++++ Source material

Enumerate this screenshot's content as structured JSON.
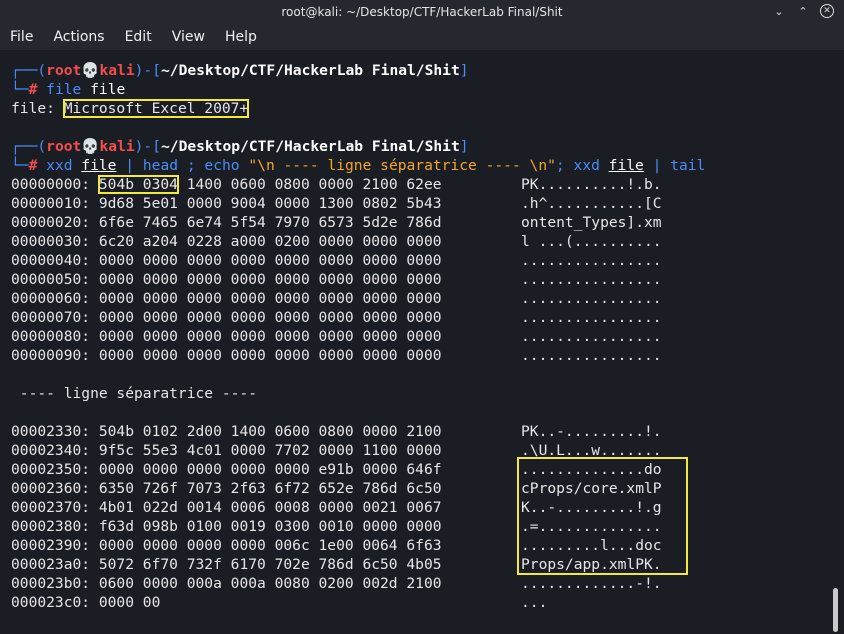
{
  "window": {
    "title": "root@kali: ~/Desktop/CTF/HackerLab Final/Shit",
    "minimize_glyph": "⌄",
    "maximize_glyph": "⌃",
    "close_glyph": "✕"
  },
  "menu": [
    "File",
    "Actions",
    "Edit",
    "View",
    "Help"
  ],
  "prompt": {
    "corner_top": "┌──",
    "open_paren": "(",
    "user": "root",
    "skull": "💀",
    "host": "kali",
    "mid": ")-[",
    "path": "~/Desktop/CTF/HackerLab Final/Shit",
    "close": "]",
    "corner_bottom": "└─",
    "hash": "#"
  },
  "cmd1": {
    "cmd": "file",
    "arg": "file"
  },
  "file_output": {
    "prefix": "file: ",
    "value": "Microsoft Excel 2007+"
  },
  "cmd2": {
    "p1": "xxd",
    "p2": "file",
    "p3": "|",
    "p4": "head",
    "p5": ";",
    "p6": "echo",
    "p7": "\"\\n ---- ligne séparatrice ---- \\n\"",
    "p8": ";",
    "p9": "xxd",
    "p10": "file",
    "p11": "|",
    "p12": "tail"
  },
  "head_first": {
    "addr": "00000000: ",
    "magic": "504b 0304",
    "rest": " 1400 0600 0800 0000 2100 62ee"
  },
  "head_lines": [
    {
      "hex": "00000000: 504b 0304 1400 0600 0800 0000 2100 62ee",
      "ascii": "PK..........!.b."
    },
    {
      "hex": "00000010: 9d68 5e01 0000 9004 0000 1300 0802 5b43",
      "ascii": ".h^...........[C"
    },
    {
      "hex": "00000020: 6f6e 7465 6e74 5f54 7970 6573 5d2e 786d",
      "ascii": "ontent_Types].xm"
    },
    {
      "hex": "00000030: 6c20 a204 0228 a000 0200 0000 0000 0000",
      "ascii": "l ...(.........."
    },
    {
      "hex": "00000040: 0000 0000 0000 0000 0000 0000 0000 0000",
      "ascii": "................"
    },
    {
      "hex": "00000050: 0000 0000 0000 0000 0000 0000 0000 0000",
      "ascii": "................"
    },
    {
      "hex": "00000060: 0000 0000 0000 0000 0000 0000 0000 0000",
      "ascii": "................"
    },
    {
      "hex": "00000070: 0000 0000 0000 0000 0000 0000 0000 0000",
      "ascii": "................"
    },
    {
      "hex": "00000080: 0000 0000 0000 0000 0000 0000 0000 0000",
      "ascii": "................"
    },
    {
      "hex": "00000090: 0000 0000 0000 0000 0000 0000 0000 0000",
      "ascii": "................"
    }
  ],
  "separator": " ---- ligne séparatrice ----",
  "tail_lines": [
    {
      "hex": "00002330: 504b 0102 2d00 1400 0600 0800 0000 2100",
      "ascii": "PK..-.........!."
    },
    {
      "hex": "00002340: 9f5c 55e3 4c01 0000 7702 0000 1100 0000",
      "ascii": ".\\U.L...w......."
    },
    {
      "hex": "00002350: 0000 0000 0000 0000 0000 e91b 0000 646f",
      "ascii": "..............do"
    },
    {
      "hex": "00002360: 6350 726f 7073 2f63 6f72 652e 786d 6c50",
      "ascii": "cProps/core.xmlP"
    },
    {
      "hex": "00002370: 4b01 022d 0014 0006 0008 0000 0021 0067",
      "ascii": "K..-.........!.g"
    },
    {
      "hex": "00002380: f63d 098b 0100 0019 0300 0010 0000 0000",
      "ascii": ".=.............."
    },
    {
      "hex": "00002390: 0000 0000 0000 0000 006c 1e00 0064 6f63",
      "ascii": ".........l...doc"
    },
    {
      "hex": "000023a0: 5072 6f70 732f 6170 702e 786d 6c50 4b05",
      "ascii": "Props/app.xmlPK."
    },
    {
      "hex": "000023b0: 0600 0000 000a 000a 0080 0200 002d 2100",
      "ascii": ".............-!."
    },
    {
      "hex": "000023c0: 0000 00",
      "ascii": "..."
    }
  ],
  "colors": {
    "prompt_frame": "#4a8cf5",
    "user_host": "#f34d4d",
    "string": "#f5a623",
    "highlight": "#f2e93a",
    "background": "#1b1d25"
  }
}
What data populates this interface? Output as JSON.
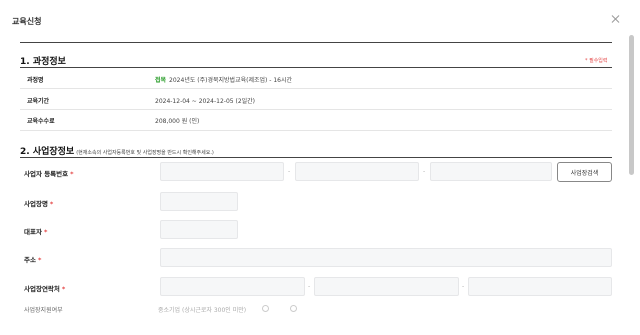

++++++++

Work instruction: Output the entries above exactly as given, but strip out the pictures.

Task answer:
Enumerate this screenshot's content as structured JSON.
{
  "window": {
    "title": "root@kali: ~/Desktop/CTF/HackerLab Final/Shit",
    "minimize_glyph": "⌄",
    "maximize_glyph": "⌃",
    "close_glyph": "✕"
  },
  "menu": [
    "File",
    "Actions",
    "Edit",
    "View",
    "Help"
  ],
  "prompt": {
    "corner_top": "┌──",
    "open_paren": "(",
    "user": "root",
    "skull": "💀",
    "host": "kali",
    "mid": ")-[",
    "path": "~/Desktop/CTF/HackerLab Final/Shit",
    "close": "]",
    "corner_bottom": "└─",
    "hash": "#"
  },
  "cmd1": {
    "cmd": "file",
    "arg": "file"
  },
  "file_output": {
    "prefix": "file: ",
    "value": "Microsoft Excel 2007+"
  },
  "cmd2": {
    "p1": "xxd",
    "p2": "file",
    "p3": "|",
    "p4": "head",
    "p5": ";",
    "p6": "echo",
    "p7": "\"\\n ---- ligne séparatrice ---- \\n\"",
    "p8": ";",
    "p9": "xxd",
    "p10": "file",
    "p11": "|",
    "p12": "tail"
  },
  "head_first": {
    "addr": "00000000: ",
    "magic": "504b 0304",
    "rest": " 1400 0600 0800 0000 2100 62ee"
  },
  "head_lines": [
    {
      "hex": "00000000: 504b 0304 1400 0600 0800 0000 2100 62ee",
      "ascii": "PK..........!.b."
    },
    {
      "hex": "00000010: 9d68 5e01 0000 9004 0000 1300 0802 5b43",
      "ascii": ".h^...........[C"
    },
    {
      "hex": "00000020: 6f6e 7465 6e74 5f54 7970 6573 5d2e 786d",
      "ascii": "ontent_Types].xm"
    },
    {
      "hex": "00000030: 6c20 a204 0228 a000 0200 0000 0000 0000",
      "ascii": "l ...(.........."
    },
    {
      "hex": "00000040: 0000 0000 0000 0000 0000 0000 0000 0000",
      "ascii": "................"
    },
    {
      "hex": "00000050: 0000 0000 0000 0000 0000 0000 0000 0000",
      "ascii": "................"
    },
    {
      "hex": "00000060: 0000 0000 0000 0000 0000 0000 0000 0000",
      "ascii": "................"
    },
    {
      "hex": "00000070: 0000 0000 0000 0000 0000 0000 0000 0000",
      "ascii": "................"
    },
    {
      "hex": "00000080: 0000 0000 0000 0000 0000 0000 0000 0000",
      "ascii": "................"
    },
    {
      "hex": "00000090: 0000 0000 0000 0000 0000 0000 0000 0000",
      "ascii": "................"
    }
  ],
  "separator": " ---- ligne séparatrice ----",
  "tail_lines": [
    {
      "hex": "00002330: 504b 0102 2d00 1400 0600 0800 0000 2100",
      "ascii": "PK..-.........!."
    },
    {
      "hex": "00002340: 9f5c 55e3 4c01 0000 7702 0000 1100 0000",
      "ascii": ".\\U.L...w......."
    },
    {
      "hex": "00002350: 0000 0000 0000 0000 0000 e91b 0000 646f",
      "ascii": "..............do"
    },
    {
      "hex": "00002360: 6350 726f 7073 2f63 6f72 652e 786d 6c50",
      "ascii": "cProps/core.xmlP"
    },
    {
      "hex": "00002370: 4b01 022d 0014 0006 0008 0000 0021 0067",
      "ascii": "K..-.........!.g"
    },
    {
      "hex": "00002380: f63d 098b 0100 0019 0300 0010 0000 0000",
      "ascii": ".=.............."
    },
    {
      "hex": "00002390: 0000 0000 0000 0000 006c 1e00 0064 6f63",
      "ascii": ".........l...doc"
    },
    {
      "hex": "000023a0: 5072 6f70 732f 6170 702e 786d 6c50 4b05",
      "ascii": "Props/app.xmlPK."
    },
    {
      "hex": "000023b0: 0600 0000 000a 000a 0080 0200 002d 2100",
      "ascii": ".............-!."
    },
    {
      "hex": "000023c0: 0000 00",
      "ascii": "..."
    }
  ],
  "colors": {
    "prompt_frame": "#4a8cf5",
    "user_host": "#f34d4d",
    "string": "#f5a623",
    "highlight": "#f2e93a",
    "background": "#1b1d25"
  }
}
What data populates this interface? Output as JSON.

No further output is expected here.